The same happened during a relentless military pacification of Chechnya, where civilians were either tortured or killed, while cities, including Grozny, were leveled to the ground. The Second Chechen War was initiated by a politician, who was later cordially welcomed by the greatest leaders, including these from the Western Europe. This politician was Vladimir Putin.
Polish journalist and a war correspondent Tomasz Grzywaczewski, who has been in Ukraine since the beginning of the Russian aggression, recently said that “names, places and leaders change, but Russia remains the same: cruel, inhuman, soulless.”
In contrary to Churchill’s famous quote, that Russia is a “riddle, wrapped in a mystery, inside an enigma”, Grzywaczewski argues that instead “there is just a plain, primitive cruelty, boundless contempt for human life, hatred of freedom. Barbary mindlessly destroys everything and everyone. Preferably the weakest one, because as it happens with bandits, they do not dare to attack someone stronger. This is a mystery of a Russian soul”.
A conclusion, that a deep contempt for lives of civilians and own soldiers is an integral part of “the Russian soul,”is a very disturbing finding – not only for all those Western Europeans, who hope that at some point it will be possible to “go back to business as usual” with Russia, but most of all for Russian neighbors, who shudder to think of another Russian occupation.
Even if a political leadership in the Kremlin was somehow replaced and Putin was gone, Russia’s contempt for other nations, imperial aspirations and a widely accepted belief in Russian superiority, will remain.
The only way to change “the Russian soul” would be a plan similar to those introduced by force in Japan and Germany after World War Two. For obvious reasons this is not possible.
Tomasz Grzywaczewski without any optimism predicts that “until Russia is decolonized and the Russians are de-imperialized, it will pose a lethal threat to Central Europe and the entire world peace.
Blaming only “crazy” Putin is just a smoke-screen to justify a potential rotten compromise over Ukraine, which would give a path of return to business as usual. In practice it will just postpone another catastrophe.

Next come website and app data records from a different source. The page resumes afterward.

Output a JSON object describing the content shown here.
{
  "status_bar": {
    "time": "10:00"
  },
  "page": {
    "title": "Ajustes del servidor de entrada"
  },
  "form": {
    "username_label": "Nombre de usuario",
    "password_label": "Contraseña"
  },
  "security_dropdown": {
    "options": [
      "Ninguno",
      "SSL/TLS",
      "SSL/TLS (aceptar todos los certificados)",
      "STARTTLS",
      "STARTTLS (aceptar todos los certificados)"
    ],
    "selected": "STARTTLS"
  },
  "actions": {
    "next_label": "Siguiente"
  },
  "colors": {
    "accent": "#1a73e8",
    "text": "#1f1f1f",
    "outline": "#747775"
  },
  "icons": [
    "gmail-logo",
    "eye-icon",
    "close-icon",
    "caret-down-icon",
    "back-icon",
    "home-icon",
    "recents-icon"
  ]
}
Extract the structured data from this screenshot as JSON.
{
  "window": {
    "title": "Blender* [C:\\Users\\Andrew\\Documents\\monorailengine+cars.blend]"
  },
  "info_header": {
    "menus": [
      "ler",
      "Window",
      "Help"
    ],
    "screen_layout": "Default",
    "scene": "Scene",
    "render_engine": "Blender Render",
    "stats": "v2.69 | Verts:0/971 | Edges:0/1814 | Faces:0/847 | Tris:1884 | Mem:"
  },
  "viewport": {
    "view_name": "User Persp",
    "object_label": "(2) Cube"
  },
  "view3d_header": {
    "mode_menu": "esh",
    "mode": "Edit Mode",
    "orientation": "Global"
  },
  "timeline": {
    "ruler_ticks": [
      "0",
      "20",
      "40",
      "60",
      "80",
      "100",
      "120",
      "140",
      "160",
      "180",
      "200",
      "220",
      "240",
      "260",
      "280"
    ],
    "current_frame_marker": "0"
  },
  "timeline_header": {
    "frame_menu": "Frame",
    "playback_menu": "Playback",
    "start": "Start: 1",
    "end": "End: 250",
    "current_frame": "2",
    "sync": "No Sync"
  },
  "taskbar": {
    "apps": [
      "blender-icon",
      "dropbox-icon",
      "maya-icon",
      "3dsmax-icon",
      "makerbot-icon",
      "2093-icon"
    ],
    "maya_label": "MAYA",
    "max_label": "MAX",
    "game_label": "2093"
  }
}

Bucha is a city in Ukraine`s Kiev Oblast. Administratively, it is incorporated as a city of oblast significance. Its population is approximately 31,959.